Hunting and Outdoors

Field Dress Your Kill

Red deer stag silhouette in the mist

Field dressing, or gutting a deer can be a messy job, but with a little practice, a sharp knife, and some patience, you can be back at the deer camp sipping a beer and relaxing in front of the campfire in no time.

Always remember that speed is important. Depending on the temperature outside, you will want to clean the deer as soon as it is dead. This will prevent a loss in body heat and won’t allow much time for bacteria to grow on the surface of the meat. Always don proper PPE. Wash your hands with soap and water before and after you clean your kill. Remember to wear disposable plastic gloves to reduce your risk of disease or infection. Always remember to clean your knife frequently during the gutting process, this will prevent cross contamination in the meat should some nasty critters be lurking around in your deer. There are several ways to position your kill for field dressing. If you don’t have a vehicle, you can use a length of rope to tie one of the animal’s legs to a tree to spread open the hind legs for gutting. If you have a truck or a four-wheeler, you can tie a slip knot around the deer’s neck, and throw the rope over a sturdy tree branch while tying the other end to your tow hitch, drive forward a few feet and the deer will be hanging from the tree. This will allow the organs to fall out of the carcass easier.
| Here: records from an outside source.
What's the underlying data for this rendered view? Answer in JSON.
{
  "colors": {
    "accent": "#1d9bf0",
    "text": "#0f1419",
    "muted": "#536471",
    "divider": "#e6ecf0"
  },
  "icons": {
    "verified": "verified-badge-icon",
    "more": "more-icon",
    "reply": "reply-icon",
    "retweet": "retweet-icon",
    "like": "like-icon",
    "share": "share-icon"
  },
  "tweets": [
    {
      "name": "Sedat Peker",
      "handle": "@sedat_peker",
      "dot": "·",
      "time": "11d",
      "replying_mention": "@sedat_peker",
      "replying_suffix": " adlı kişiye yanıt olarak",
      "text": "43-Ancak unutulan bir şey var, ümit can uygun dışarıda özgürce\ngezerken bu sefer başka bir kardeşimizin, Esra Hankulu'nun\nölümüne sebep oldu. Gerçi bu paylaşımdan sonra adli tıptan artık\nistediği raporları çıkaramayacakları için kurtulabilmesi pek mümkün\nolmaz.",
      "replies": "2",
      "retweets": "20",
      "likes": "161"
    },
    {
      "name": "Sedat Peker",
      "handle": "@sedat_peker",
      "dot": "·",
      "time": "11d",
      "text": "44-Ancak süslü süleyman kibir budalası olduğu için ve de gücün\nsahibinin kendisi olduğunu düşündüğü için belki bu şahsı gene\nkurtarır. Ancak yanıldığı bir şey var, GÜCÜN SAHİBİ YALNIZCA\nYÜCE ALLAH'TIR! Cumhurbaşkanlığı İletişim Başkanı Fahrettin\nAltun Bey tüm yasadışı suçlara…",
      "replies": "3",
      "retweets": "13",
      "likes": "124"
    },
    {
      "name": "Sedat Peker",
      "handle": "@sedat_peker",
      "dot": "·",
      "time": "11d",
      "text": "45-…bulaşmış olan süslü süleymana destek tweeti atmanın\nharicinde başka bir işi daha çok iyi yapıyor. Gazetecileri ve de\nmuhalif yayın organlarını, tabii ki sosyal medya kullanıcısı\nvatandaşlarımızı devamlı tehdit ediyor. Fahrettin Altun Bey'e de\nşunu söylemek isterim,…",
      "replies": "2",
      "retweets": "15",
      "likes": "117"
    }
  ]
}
To start the cutting process, start at the bottom of the breastbone, and make a shallow cut by lifting the skin and muscle together. Turn the knife with the blade facing towards the sky. Insert two fingers on either side of the knife blade in the shape of a “V”. Use those fingers to push the organs and entrails away from the knife blade. Do not cut into the entrails, as this could spoil the meat. Continue this incision all the way down to the pelvis. Once you finish that cut, remove the reproductive organs with your knife. While holding the knife upwards, split the rib cage and cut through the breastbone. You can use your knife or a small saw for this step, especially if the animal is larger. Follow your previous incision from the pelvis to the anus. Using your saw, split the pelvic bone and cut around the urethra. Be careful no to sever the urethra. Carefully remove the anus by cutting around it’s connective tissues. You can tie off the anus with a string or rubber band. Next, hold the rib cage open and reach in to cut the diaphragm from the rib cage down to the backbone. At this point, be sure to avoid cutting the stomach or intestines as this will spoil the meat (and smell bad too). If the deer is on the ground, roll it over to dump out the entrails, you may have to help some of them along. Remember to cut connective tissue as needed, and remove the windpipe and esophagus.

Once you are able to remove the entrails, check the meat for any foul smells or greenish color. If anything looks or smells out of place, then DO NOT EAT THE MEAT. If you have access to a hose, use it to clean out the inside a bit and then dry it out with a towel. If you plan to take the carcass to be processed, do this a quickly as possible. I’ve had processors stay open a few minutes late after an evening hunt so I can get the deer into a freezer. You want to keep the meat below 40° F to prevent spoilage. Some processors will remove the hide for you, some won’t, it’s best to call your local processor ahead of time to find out what his requirements are.

Field dressing a carcass is definitely takes some practice and it’s better to have someone there who have some experience, but it can be done by a first timer with proper preparation. Remember to wash you hands afterwards to prevent catching any diseases. Happy hunting to all this season and we wish you the best of luck!

The Mission of Cheaper Than Dirt!'s blog, The Shooter's Log, is to provide information—not opinions—to our customers and the shooting community. We want you, our readers, to be able to make informed decisions. The information provided here does not represent the views of Cheaper Than Dirt!

Comments (11)

  1. I am new to hunting, and was wondering what the proper disposal of the guts was after field dressing. Do you bury them? leave them out in the open? Also, can you skin the deer at your vehicle after? I would be interested in keeping the hide, flag, and antlers (if any) as well as the meat. I am an avid fly fisherman and novice tyer were the hair could be useful. Don’t really have a place to skin at home and plan on using a processor, preferably one that participates in Hunters for the Hungry.

  2. I’ve always made the initial cut around the anus, but I’m willing to give this a try. Makes sense to let the nasty stuff drain away from the meat, instead of towards it.

  3. I am so glad to see you teach the PROPER way to field dress a deer, hanging by the neck ( or antlers. this minimises the cantamination of the carcass should there be punctures in the bowels.

  4. Good Article, I was wandering about the glands that are supposed to be removed. I have never been shown this and I have always just cut off the hind legs at the knee. Been awhile since my last kill,so your article was a good refresher,on the guts .. Thanks

Your email address will not be published. Required fields are marked *

Your discussions, feedback and comments are welcome here as long as they are relevant and insightful. Please be respectful of others. We reserve the right to edit as appropriate, delete profane, harassing, abusive and spam comments or posts, and block repeat offenders. All comments are held for moderation and will appear after approval.